Although Phunst is about changing society, the focus still needs to be on individual attitudes. An artist has a highly privileged position in society. The freedom granted to art, and obviously to artists as well, is not to be taken for granted. When successful, an artist has access to many opportunities not open to normal members of society. It is therefore only right and fitting to expect artists to use their privileged position responsibly.
Art has always known movements that have sought to shake up existing structures and conditions. These include Expressionism, Dada, Viennese Actionism, the Flux movement and street art. But the most significant influence for the theory behind Phunst came from Joseph Beuys. His premise that “everyone is an artist” and his ‘extended definition of art’ are values shared by Phunst. Many of the ideas summarised in Beuys’ notion of the social sculpture are equally relevant for Phunst.
Even though some of his apparently esoteric notions seem questionable to us today, at the heart of Beuys’ theory are ideas still highly relevant: his ideal – rooted in humanism – of equality; and his appeal to each individual’s social responsibility as a driver of social change.
The movement known as Dada is also an important influence for Phunst. Besides the anti-war and ‘anti-art’ attitudes typical of Dada, it is in particular the role played humour that Phunst has in common with this movement. Phunst does not elevate irony to the level of an artistic principle – Phunst is in the fullest sense free of any such principle.
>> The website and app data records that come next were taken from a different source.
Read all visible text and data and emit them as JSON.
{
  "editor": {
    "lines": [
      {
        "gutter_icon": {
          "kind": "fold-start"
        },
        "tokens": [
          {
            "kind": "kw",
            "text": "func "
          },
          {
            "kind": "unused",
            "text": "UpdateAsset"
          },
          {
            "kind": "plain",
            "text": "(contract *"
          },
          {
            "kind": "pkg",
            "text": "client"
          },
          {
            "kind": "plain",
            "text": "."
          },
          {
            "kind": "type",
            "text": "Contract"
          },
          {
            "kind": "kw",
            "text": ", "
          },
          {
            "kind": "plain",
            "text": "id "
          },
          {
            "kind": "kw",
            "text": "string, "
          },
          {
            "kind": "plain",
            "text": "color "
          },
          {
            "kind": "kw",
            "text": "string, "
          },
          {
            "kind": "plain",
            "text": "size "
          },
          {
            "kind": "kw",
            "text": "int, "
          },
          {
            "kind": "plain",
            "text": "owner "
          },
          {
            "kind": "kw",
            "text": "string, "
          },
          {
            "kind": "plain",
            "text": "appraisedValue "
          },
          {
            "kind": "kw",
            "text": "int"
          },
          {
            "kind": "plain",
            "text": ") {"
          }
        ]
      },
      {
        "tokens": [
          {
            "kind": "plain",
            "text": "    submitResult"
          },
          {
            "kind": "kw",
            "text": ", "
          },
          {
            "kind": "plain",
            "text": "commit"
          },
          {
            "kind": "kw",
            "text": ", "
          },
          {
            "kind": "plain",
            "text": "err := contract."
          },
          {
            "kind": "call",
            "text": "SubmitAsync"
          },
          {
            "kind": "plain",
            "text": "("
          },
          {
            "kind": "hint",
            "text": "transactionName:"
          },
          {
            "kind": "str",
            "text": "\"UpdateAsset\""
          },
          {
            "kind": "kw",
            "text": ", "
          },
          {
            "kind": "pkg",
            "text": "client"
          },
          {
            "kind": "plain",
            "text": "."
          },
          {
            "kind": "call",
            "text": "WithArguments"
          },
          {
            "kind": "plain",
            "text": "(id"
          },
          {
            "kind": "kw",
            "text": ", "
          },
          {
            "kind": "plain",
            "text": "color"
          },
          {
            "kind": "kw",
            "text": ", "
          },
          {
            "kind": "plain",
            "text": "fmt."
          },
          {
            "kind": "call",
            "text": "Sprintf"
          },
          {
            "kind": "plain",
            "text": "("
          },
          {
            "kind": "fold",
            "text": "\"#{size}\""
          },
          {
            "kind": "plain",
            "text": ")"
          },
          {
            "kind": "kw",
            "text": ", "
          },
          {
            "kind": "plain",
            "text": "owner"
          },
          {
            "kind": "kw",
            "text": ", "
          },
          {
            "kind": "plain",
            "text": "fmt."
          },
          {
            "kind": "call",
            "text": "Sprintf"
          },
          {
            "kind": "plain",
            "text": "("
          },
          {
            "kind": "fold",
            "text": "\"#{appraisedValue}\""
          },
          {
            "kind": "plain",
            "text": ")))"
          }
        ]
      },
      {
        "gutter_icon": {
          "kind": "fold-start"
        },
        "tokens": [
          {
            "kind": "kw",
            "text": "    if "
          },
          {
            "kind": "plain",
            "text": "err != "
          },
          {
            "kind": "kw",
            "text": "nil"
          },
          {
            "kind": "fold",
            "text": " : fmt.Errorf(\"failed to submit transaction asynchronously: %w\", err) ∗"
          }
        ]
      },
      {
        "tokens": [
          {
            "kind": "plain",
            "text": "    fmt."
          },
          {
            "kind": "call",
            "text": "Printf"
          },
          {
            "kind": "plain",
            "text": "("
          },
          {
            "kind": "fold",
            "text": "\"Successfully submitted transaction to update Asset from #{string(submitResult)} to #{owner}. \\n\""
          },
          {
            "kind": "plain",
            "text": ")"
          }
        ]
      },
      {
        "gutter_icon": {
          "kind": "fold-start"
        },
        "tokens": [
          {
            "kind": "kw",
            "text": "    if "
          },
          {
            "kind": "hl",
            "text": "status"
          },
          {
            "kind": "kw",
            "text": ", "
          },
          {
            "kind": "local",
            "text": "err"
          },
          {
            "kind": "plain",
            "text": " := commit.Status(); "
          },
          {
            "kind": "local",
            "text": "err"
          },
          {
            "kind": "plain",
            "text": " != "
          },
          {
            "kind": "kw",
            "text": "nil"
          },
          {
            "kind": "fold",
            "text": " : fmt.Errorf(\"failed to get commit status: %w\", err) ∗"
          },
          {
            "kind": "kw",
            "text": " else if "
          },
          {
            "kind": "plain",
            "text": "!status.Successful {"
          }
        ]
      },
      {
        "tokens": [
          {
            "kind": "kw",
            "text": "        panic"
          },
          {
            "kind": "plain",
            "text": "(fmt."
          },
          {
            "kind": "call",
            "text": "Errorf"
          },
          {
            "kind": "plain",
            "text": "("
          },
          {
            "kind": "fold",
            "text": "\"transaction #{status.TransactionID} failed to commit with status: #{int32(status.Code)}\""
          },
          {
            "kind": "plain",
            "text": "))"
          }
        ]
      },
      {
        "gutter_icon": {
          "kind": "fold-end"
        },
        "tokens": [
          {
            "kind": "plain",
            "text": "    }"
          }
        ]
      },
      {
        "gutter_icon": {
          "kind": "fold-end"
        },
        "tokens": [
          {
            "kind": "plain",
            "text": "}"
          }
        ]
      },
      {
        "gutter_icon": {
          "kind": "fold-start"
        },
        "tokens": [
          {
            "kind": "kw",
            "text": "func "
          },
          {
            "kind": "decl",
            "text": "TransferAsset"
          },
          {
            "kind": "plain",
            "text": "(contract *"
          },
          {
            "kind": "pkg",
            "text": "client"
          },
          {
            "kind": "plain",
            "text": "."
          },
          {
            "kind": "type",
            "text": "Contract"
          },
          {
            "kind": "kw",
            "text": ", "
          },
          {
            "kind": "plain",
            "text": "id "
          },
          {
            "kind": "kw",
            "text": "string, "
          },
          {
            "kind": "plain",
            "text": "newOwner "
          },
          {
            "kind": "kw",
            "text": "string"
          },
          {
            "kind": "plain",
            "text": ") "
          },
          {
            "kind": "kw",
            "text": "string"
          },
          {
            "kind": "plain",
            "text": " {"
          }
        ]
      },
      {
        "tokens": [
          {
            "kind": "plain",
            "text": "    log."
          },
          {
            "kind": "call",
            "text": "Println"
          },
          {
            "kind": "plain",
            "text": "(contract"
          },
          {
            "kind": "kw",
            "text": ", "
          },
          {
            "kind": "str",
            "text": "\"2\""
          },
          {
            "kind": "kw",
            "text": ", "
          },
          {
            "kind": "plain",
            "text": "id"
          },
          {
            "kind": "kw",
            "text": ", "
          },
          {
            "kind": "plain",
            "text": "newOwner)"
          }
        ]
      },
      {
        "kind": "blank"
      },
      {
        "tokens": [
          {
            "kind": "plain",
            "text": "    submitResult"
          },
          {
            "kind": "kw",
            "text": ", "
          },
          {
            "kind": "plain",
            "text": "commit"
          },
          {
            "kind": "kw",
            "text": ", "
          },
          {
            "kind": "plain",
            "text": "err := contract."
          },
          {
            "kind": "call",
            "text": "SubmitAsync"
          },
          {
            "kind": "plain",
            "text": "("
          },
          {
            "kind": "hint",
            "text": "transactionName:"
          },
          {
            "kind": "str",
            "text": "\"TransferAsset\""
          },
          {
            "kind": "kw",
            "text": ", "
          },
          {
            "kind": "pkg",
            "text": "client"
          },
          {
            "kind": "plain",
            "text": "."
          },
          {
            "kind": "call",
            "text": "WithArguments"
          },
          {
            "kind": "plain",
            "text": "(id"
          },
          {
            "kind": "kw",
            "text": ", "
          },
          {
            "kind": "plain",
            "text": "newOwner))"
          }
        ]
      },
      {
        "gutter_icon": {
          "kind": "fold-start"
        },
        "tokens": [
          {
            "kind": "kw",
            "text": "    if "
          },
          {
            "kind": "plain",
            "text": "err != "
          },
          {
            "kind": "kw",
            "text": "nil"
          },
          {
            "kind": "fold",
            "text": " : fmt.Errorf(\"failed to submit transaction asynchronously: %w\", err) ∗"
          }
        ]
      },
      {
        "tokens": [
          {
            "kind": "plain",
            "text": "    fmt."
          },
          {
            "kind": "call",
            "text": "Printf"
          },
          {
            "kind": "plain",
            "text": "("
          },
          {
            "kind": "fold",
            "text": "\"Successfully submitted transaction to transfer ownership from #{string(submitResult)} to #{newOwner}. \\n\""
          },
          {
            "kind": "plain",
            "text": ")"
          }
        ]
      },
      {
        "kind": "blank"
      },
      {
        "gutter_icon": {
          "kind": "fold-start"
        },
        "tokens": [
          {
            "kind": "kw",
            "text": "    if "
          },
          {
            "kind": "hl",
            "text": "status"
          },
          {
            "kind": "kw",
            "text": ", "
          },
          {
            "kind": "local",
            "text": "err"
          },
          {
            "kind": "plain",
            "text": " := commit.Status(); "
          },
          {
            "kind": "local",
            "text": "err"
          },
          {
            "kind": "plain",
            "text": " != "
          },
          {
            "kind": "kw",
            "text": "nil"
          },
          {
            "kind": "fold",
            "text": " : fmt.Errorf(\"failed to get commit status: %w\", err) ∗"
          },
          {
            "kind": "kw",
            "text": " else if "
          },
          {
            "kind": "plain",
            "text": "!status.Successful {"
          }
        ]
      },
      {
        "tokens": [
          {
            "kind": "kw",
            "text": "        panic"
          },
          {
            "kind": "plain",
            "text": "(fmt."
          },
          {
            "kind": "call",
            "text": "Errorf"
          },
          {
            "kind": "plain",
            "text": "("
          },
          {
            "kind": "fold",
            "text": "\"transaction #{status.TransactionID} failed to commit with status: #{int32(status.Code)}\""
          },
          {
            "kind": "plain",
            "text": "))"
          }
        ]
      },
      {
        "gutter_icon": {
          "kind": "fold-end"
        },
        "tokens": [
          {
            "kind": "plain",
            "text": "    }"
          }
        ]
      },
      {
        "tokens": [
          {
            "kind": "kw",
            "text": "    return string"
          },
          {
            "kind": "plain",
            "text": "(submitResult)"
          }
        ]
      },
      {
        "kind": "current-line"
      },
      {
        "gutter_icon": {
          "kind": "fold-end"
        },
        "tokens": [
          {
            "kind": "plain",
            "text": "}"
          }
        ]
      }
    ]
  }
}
Phunst nonetheless views irony and even more so self-irony as humankind’s most important tool for self-correction.
“In my day artists wanted to be outcasts, pariahs. Now they are all integrated into society.”
– Marcel Duchamp